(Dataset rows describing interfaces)
*-*-*

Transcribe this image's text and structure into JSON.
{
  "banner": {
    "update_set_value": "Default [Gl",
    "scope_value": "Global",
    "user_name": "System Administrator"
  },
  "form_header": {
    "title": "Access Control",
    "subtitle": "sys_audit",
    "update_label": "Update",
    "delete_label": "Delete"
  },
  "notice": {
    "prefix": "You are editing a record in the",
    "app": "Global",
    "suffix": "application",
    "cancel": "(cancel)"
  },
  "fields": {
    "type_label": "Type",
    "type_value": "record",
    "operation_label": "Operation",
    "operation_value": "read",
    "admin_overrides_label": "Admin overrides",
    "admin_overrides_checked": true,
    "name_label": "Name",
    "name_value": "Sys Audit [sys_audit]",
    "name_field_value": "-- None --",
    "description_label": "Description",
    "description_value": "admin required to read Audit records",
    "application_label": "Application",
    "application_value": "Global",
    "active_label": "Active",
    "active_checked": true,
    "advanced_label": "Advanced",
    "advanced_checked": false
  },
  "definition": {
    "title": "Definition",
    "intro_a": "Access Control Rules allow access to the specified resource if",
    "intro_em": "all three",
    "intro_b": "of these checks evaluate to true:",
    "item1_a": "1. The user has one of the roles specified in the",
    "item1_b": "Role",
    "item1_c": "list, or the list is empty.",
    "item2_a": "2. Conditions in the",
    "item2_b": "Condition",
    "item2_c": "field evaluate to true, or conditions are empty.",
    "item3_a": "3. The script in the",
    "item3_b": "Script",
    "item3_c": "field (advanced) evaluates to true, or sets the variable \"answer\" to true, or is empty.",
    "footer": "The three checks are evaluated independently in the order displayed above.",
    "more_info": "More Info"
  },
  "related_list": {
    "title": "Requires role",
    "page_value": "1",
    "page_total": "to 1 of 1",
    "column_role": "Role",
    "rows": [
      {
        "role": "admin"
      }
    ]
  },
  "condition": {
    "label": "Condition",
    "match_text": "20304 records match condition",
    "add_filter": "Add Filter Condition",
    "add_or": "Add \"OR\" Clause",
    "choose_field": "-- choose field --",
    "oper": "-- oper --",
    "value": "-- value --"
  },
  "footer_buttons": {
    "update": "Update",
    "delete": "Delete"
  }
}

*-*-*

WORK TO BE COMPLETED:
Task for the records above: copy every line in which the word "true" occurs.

ANSWER SPACE:
    "admin_overrides_checked": true,
    "active_checked": true,
    "intro_b": "of these checks evaluate to true:",
    "item2_c": "field evaluate to true, or conditions are empty.",
    "item3_c": "field (advanced) evaluates to true, or sets the variable \"answer\" to true, or is empty.",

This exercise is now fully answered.